In "Moral Tales," a Tapestry of Faith program
In addition to generosity and compassion, the children also experience the spiritual practices of gratitude and humility. Encourage them to notice their own blessings, as they give to others.
Children in second and third grade are often very compassionate and concerned when they recognize injustice. Participation in a concrete service project provides them with an outlet for their concern and empowers them as agents of justice. Guide them to see how their actions express our Unitarian Universalist Principles, which promote the inherent worth and dignity of every person, as well as justice, equity and compassion in human relations. Through participation in this or similar projects, children will learn that one aspect of a religious life is serving others and being responsive to their human needs.
To introduce this project, say, in your own words:
In the story you heard about Uthman ibn Affan, he gave away a caravan's worth of food, for free, to people who did not have enough to eat. In our community, there are children who do not have enough toys and books. We are going to learn more about what these children need, and gather toys and books to give them for free, just like Uthman ibn Affan.

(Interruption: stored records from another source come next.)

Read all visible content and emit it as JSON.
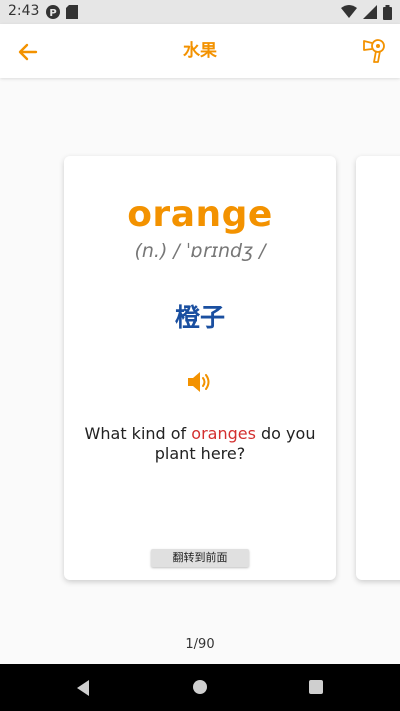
{
  "status_bar": {
    "time": "2:43",
    "icons": [
      "p-badge-icon",
      "sd-card-icon",
      "wifi-icon",
      "signal-icon",
      "battery-icon"
    ]
  },
  "app_bar": {
    "title": "水果",
    "back_icon": "arrow-left-icon",
    "settings_icon": "hair-dryer-icon"
  },
  "card": {
    "word": "orange",
    "phonetic": "(n.) / ˈɒrɪndʒ /",
    "translation": "橙子",
    "audio_icon": "speaker-icon",
    "example_before": "What kind of ",
    "example_highlight": "oranges",
    "example_after": " do you plant here?",
    "flip_button_label": "翻转到前面"
  },
  "pagination": {
    "label": "1/90"
  },
  "colors": {
    "accent": "#f39200",
    "translation": "#1a4fa0",
    "highlight": "#d32f2f"
  }
}
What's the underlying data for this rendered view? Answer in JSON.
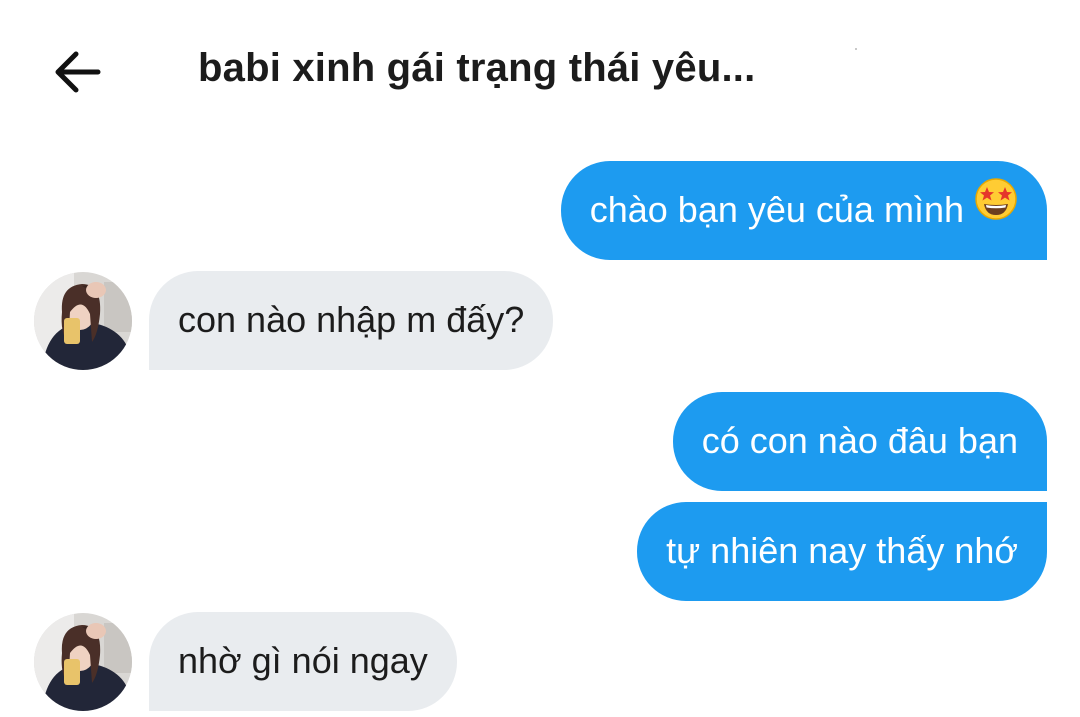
{
  "header": {
    "title": "babi xinh gái trạng thái yêu...",
    "back_icon": "arrow-left-icon"
  },
  "colors": {
    "sent_bubble": "#1d9bf0",
    "received_bubble": "#e9ecef",
    "sent_text": "#ffffff",
    "received_text": "#1c1c1c"
  },
  "messages": [
    {
      "sender": "me",
      "text": "chào bạn yêu của mình",
      "emoji": "star-struck-emoji"
    },
    {
      "sender": "them",
      "text": "con nào nhập m đấy?",
      "avatar": "avatar"
    },
    {
      "sender": "me",
      "text": "có con nào đâu bạn"
    },
    {
      "sender": "me",
      "text": "tự nhiên nay thấy nhớ"
    },
    {
      "sender": "them",
      "text": "nhờ gì nói ngay",
      "avatar": "avatar"
    }
  ]
}
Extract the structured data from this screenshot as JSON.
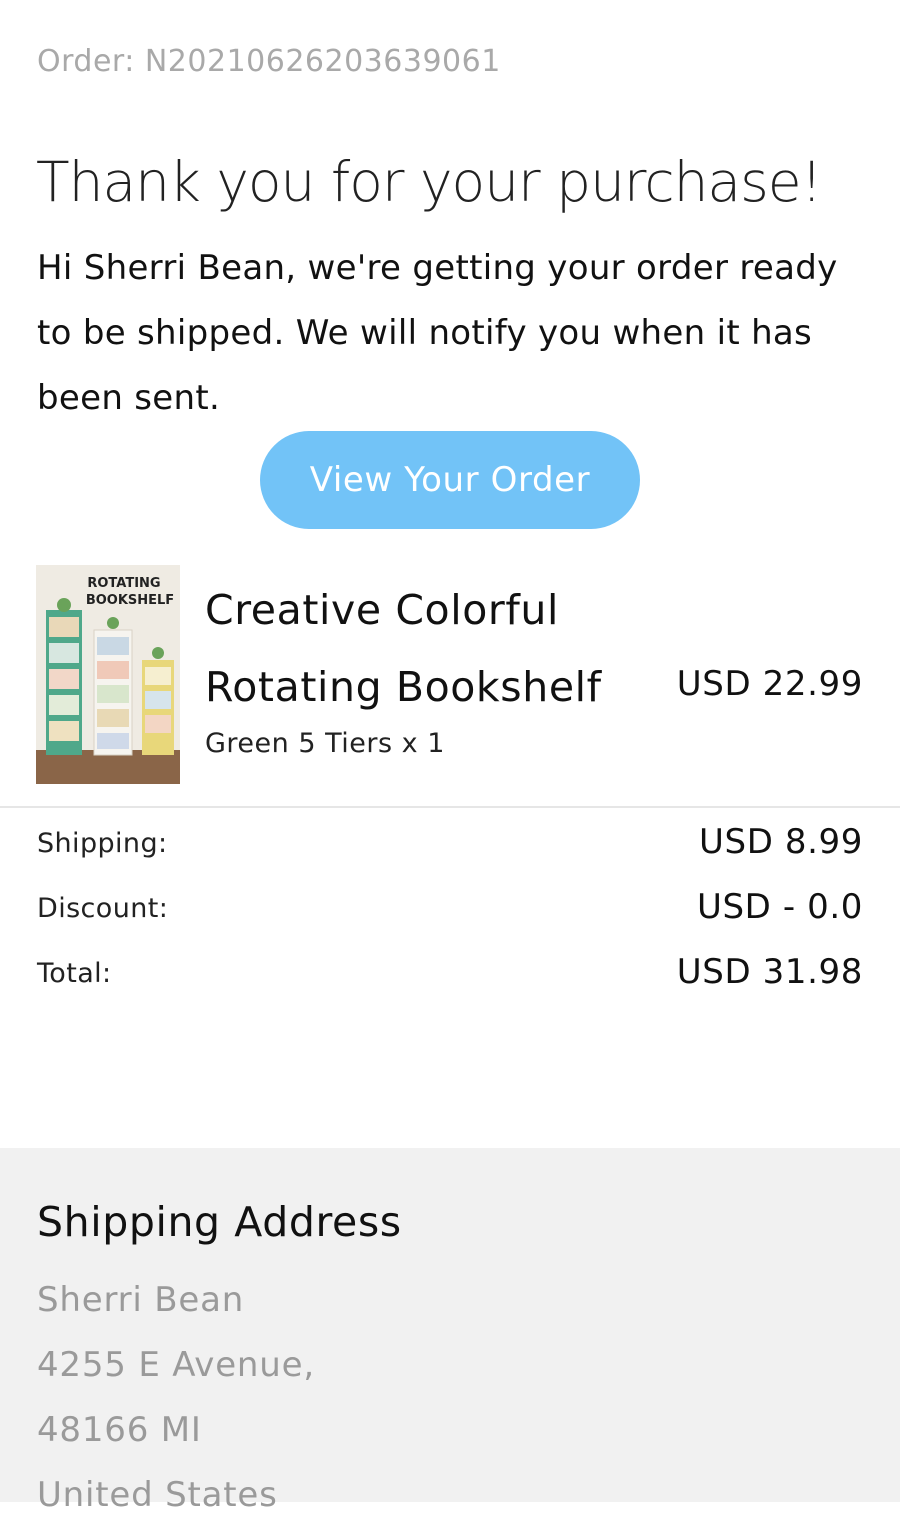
{
  "order": {
    "label": "Order: N20210626203639061"
  },
  "header": {
    "title": "Thank you for your purchase!"
  },
  "intro": {
    "text": "Hi Sherri Bean, we're getting your order ready to be shipped. We will notify you when it has been sent."
  },
  "cta": {
    "label": "View Your Order"
  },
  "product": {
    "image_text_line1": "ROTATING",
    "image_text_line2": "BOOKSHELF",
    "name": "Creative Colorful Rotating Bookshelf",
    "variant": "Green 5 Tiers x 1",
    "price": "USD 22.99"
  },
  "summary": [
    {
      "label": "Shipping:",
      "value": "USD 8.99"
    },
    {
      "label": "Discount:",
      "value": "USD - 0.0"
    },
    {
      "label": "Total:",
      "value": "USD 31.98"
    }
  ],
  "shipping": {
    "title": "Shipping Address",
    "lines": [
      "Sherri Bean",
      "4255 E Avenue,",
      "48166 MI",
      "United States"
    ]
  },
  "colors": {
    "button": "#72c3f7",
    "panel": "#f1f1f1",
    "muted": "#9a9a9a"
  }
}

Tell the children about the toy and book drive and the people and organization who will receive the donations. Encourage the children to go through their own toys and books and choose a few gently used or never-used things to give away to a child who does not have so much.
Future Planning: Decorating Signs and Collection Boxes
Set up a table during coffee hour for the children and adult volunteers to make and decorate signs for the toy drive. Make signs to publicize the drive as well as signs to identify the boxes where you will collect items.
Be sure the signs identify the agency or organization that will receive the donations as well as your congregation, and particularly the children in Moral Tales, as the organizers of the drive. You can also include a list of items the charitable agency or organization has requested.
Future Planning: Children's Announcements
Recruit a few children as volunteers to stand up during worship and announce the toy and book drive. Coordinate with parents to be sure the children will be in attendance and can arrive a few minutes early. Show the volunteers where the microphone is, if your congregation uses one. Give the children speaking pointers, such as facing the congregation when talking. One possibility would be to have each child volunteer name a favorite toy or book and encourage the congregation to contribute to the drive so that all children can enjoy playing and reading.
Future Planning: Field Trip
At the conclusion of the toy and book drive, you may like to arrange a time for the children to visit the agency or organization to deliver the donations. Obtain any needed permission forms from your director of religious education and recruit adult volunteers to help with transportation and supervision. Arrange for an adult worker or volunteer to receive the gifts at the agency or organization site, lead a brief tour (if appropriate), and thank the children.
Avoid situations where the donations can become competitive, for example, a public sharing that could highlight different levels of giving and embarrass some children. As long as you are sensitive to the varied economic situations that may be reflected in the group, every child should be able to participate in and learn from this activity. No matter what our circumstances, we are all capable of the spiritual discipline of generosity.
For more information contact web @ uua.org.
This work is made possible by the generosity of individual donors and congregations.
Please consider making a donation today.
Last updated on Thursday, October 27, 2011.
Sidebar Content, Page Navigation
More Ways to Search
Donate to Support This Program and the Ongoing Work of the UUA
Read or subscribe to UUA.org Updates for the latest additions to our site.
Learn more about the Beliefs & Principles of Unitarian Universalism, or read our online magazine, UU World, for features on today's Unitarian Universalists. Visit an online UU church, or find a congregation near you.